SPIEGEL: You have proposed the introduction of a budget commissioner with the power to reject national budgets. Does that not foster exactly the kind of EU-skepticism that you are interested in combating?
Schäuble: We have European rules, but we don't have effective instruments for enforcing them. We realized that when then-German Chancellor Gerhard Schröder and his French counterpart President Jacques Chirac agreed to turn a blind eye to the deficit criteria. That is how you destroy trust -- also among the electorate.[my emphasis]
SPIEGEL: You want to combat EU-skepticism by giving Europe more power. That sounds like a paradox.Earlier in the interview, they had been talking about the Ukraine issue. This is one indication that Merkel's government sees that crisis as, in part, a good way to rally the European public behind German domination.
Schäuble: The people aren't against Europe. They simply don't understand sufficiently what Europe actually does. It has to be explained. Perhaps foreign crises will help boost enthusiasm for Europe once again. The acceptance of the euro in Germany continually climbed during the euro crisis.
Greek cartoonists Yannis Ioannou seems to be less inclined to take such a view, in this depiction of Merkel and Schäuble managing Greece's economy:
And sometimes it's worth paying attention to politicians' weasel words: "The acceptance of the euro in Germany continually climbed during the euro crisis." Not surprising. The German economy, despite its very real problems, benefited from the currency zone relative to the periphery countries during the last five years. I haven't checked polls to verify his assertion. But it's interesting in this connection that he generalizes from Germans improving their opinion of the euro during the euro crisis to the liklihood that other European publics will improve their opinion of austericide policies and of German domination during a European crisis. It's a sign of how nationalistically focused Schäuble is, as many other German politicians including Merkel appear to be.

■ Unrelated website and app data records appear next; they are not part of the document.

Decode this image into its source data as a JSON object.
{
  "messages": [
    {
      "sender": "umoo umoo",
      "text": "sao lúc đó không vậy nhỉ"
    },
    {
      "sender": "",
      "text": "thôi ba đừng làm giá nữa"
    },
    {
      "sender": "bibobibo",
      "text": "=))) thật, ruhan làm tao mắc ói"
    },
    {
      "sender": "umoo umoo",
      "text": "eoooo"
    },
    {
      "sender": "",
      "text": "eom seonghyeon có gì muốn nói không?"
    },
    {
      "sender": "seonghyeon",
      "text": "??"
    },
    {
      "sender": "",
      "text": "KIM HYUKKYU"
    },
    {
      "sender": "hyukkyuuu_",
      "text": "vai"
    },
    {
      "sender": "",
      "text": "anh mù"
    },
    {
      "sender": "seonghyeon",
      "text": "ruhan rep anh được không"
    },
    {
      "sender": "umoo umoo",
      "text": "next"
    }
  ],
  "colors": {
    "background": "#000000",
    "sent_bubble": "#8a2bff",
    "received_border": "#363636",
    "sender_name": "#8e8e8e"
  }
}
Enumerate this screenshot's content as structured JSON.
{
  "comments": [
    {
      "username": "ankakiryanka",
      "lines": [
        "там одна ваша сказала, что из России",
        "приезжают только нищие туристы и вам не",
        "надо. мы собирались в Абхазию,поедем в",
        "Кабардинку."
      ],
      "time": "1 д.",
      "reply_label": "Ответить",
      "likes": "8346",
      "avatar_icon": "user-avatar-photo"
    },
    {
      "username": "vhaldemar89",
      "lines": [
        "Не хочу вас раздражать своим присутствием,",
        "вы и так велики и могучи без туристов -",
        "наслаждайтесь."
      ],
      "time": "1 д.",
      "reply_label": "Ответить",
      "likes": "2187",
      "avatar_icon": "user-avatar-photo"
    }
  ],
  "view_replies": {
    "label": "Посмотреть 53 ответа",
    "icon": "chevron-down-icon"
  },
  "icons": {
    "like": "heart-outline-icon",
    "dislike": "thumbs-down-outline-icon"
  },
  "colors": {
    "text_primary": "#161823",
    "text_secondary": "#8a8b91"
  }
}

It sounds like delusional thinking to me.
Tags: angela merkel, austerity economics, eu, euro, european union, eu stability treaty, eu fiscal suicide compact, greece